  Internet Address is 169.254.10.2/24
  MTU 1500 bytes, BW 1000000 Kbit, DLY 10 usec


VLAN 10 is down, because it is a vPC enabled VLAN SVI Interface, which are brang down along with all the vPC member interfaces.

So our friend Host3 is now totally isolated! He can't ping the internet!



Note that this is only because we shut down the peer-link but not the keepalive, so this VLAN was brang down because it's part of the dual-active protection mechanism: if we had just reloaded switch1, the VLAN would have stayed up.

We could tell VLAN 10 not to suspend as part of a dual-active scenario, let's do so:



N5K-p1-2(config-if)# vpc domain 1
N5K-p1-2(config-vpc-domain)# dual-active ?
  exclude  Interface vlans to exclude from suspension when dual-active

N5K-p1-2(config-vpc-domain)# dual-active exclude ?
  interface-vlan  Interface vlan configuration

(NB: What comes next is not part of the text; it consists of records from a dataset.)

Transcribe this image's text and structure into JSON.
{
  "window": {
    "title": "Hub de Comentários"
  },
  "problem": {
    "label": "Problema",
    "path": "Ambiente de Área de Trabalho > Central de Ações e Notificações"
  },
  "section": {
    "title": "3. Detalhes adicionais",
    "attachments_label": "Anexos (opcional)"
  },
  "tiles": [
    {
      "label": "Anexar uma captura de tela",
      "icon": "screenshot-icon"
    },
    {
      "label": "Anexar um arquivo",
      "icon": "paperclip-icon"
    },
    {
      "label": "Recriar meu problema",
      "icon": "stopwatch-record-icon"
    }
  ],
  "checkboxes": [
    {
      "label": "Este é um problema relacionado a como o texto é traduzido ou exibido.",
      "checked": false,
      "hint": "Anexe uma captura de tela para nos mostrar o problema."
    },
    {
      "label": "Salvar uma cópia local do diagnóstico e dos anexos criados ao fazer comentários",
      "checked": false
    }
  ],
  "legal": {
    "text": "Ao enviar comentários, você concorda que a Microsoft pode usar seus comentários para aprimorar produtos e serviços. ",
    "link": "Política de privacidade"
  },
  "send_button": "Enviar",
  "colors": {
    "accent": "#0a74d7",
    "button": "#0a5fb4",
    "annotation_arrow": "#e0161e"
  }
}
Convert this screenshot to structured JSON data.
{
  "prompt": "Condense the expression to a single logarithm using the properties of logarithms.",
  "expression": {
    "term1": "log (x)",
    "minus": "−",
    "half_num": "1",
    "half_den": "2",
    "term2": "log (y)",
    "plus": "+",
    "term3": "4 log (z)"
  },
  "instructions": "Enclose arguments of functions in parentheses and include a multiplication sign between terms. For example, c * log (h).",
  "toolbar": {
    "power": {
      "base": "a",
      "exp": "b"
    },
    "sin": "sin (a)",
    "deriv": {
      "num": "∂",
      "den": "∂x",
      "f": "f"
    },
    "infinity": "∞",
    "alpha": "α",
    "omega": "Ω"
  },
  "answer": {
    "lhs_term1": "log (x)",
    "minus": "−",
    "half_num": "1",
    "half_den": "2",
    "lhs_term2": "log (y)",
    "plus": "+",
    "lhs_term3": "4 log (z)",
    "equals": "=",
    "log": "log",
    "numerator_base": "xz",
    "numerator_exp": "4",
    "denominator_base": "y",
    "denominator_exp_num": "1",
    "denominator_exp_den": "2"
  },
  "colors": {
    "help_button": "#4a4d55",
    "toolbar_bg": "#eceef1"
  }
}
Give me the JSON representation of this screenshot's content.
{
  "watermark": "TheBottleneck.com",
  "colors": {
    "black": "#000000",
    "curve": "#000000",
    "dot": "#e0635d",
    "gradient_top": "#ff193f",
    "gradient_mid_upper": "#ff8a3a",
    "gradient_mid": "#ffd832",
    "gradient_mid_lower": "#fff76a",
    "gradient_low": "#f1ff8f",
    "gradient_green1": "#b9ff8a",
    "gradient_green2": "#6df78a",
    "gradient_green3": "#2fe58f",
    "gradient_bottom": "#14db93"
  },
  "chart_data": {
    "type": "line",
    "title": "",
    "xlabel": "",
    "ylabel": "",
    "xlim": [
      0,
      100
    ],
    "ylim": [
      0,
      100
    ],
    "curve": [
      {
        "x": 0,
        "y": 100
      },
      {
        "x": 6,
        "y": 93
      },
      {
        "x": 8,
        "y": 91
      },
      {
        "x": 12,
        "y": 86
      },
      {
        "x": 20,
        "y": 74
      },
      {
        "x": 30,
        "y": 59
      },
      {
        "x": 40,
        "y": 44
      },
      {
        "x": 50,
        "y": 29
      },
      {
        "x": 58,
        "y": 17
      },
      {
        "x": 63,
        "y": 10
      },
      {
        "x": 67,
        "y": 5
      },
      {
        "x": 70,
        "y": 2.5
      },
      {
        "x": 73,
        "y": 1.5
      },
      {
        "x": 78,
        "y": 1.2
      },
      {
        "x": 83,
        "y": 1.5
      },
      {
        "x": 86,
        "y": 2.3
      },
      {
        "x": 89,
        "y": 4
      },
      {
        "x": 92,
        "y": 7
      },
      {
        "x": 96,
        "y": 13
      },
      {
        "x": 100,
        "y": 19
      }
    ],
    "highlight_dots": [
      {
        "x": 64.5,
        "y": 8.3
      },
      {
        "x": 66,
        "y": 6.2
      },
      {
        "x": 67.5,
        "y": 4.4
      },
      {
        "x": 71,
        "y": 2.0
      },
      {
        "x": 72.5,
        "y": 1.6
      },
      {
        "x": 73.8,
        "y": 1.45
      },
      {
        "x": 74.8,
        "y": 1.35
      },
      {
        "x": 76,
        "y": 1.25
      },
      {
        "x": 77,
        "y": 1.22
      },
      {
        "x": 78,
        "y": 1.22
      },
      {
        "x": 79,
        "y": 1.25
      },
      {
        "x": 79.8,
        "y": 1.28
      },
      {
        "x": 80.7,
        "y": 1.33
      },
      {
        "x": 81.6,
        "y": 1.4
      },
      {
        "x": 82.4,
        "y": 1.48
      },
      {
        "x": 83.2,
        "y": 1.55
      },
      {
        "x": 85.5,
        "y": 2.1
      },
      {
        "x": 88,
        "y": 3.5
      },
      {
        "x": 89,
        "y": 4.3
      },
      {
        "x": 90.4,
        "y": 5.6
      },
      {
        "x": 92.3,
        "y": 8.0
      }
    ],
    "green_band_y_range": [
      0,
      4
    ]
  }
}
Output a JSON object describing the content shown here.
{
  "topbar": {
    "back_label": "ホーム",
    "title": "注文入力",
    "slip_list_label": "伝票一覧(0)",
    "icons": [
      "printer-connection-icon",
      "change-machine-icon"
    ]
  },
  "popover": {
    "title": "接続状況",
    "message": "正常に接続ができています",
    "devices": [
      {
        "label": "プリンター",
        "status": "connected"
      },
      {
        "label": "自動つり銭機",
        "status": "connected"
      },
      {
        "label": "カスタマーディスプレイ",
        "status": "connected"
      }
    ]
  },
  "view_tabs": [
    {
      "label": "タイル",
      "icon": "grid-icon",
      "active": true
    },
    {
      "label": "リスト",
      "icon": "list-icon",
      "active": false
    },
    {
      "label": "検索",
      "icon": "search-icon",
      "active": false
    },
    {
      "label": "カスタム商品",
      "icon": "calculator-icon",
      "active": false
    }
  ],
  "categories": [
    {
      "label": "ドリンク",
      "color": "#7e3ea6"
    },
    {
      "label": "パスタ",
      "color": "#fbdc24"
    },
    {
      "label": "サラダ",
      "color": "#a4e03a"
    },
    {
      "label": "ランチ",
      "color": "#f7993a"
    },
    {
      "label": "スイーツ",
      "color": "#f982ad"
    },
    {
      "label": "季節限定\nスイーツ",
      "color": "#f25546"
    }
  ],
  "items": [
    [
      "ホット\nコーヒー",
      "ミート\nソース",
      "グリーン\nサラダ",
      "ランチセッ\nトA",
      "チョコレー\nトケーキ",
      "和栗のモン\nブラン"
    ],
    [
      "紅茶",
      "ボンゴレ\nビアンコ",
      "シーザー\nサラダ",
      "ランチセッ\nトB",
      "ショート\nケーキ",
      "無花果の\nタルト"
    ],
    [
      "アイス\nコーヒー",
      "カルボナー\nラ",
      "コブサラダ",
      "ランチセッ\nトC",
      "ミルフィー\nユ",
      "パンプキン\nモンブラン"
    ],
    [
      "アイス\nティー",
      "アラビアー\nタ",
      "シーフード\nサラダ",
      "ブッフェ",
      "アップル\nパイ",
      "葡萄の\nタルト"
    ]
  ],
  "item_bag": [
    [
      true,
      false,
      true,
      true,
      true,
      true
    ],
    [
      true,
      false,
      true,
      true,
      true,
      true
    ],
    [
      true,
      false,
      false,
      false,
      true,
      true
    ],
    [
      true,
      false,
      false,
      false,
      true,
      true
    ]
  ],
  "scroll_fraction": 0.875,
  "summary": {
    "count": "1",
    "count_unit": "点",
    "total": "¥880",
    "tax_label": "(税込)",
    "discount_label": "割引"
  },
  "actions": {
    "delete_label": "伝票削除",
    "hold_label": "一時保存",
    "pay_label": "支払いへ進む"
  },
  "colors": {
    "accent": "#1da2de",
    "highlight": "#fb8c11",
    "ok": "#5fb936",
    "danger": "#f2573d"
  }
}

N5K-p1-2(config-vpc-domain)# dual-active exclude interface-vlan 10
Warning:
 !! Will overwrite previous interface-vlan exclude config!!


Once the vPC adjacency is back up, we will see this message in the logs:

N5K-p1-2(config-vpc-domain)# 2013 Jul  7 07:02:22 N5K-p1-2 %VPC-2-VPC_SVI_EXCLUDE: vPC 10 has up vlans 10 which are excluded from suspension on dual-active


Pretty good so far, let's see what happens now if we shut down the link:


N5K-p1-2(config-if)# int po1
N5K-p1-2(config-if)# shut

2013 Jul  7 07:04:23 N5K-p1-2 %VPC-2-VPC_SUSP_ALL_VPC: Peer-link going down, suspending all vPCs on secondary
 

So far so good, let's see if our interfaces are up:

N5K-p1-2(config-if)# show int eth1/12
Ethernet1/12 is up


N5K-p1-2(config-if)# show int vlan 10
Vlan10 is up, line protocol is up
  Hardware is EtherSVI, address is  0005.73ba.637c



Looks good! can our host get to the net?



Wooooo Hoo!

We are golden, but we have a few things that could have gone horribly wrong.


Let's pretend for a minute that instead of a normal every day host being attached to each of the 5k's, Replace host 1 and host 3 with some sort of network device that has redundant interfaces, but does not support port-channels (ASA firewall for example, not sure if the new version of ASA software supports etherchannels, maybe it does, If so please leave a comment, but for our purposes just pretend it's a device that doesn't do port channels)

For this to make sense, we will also need to change our topology a little, so it looks a bit more like this: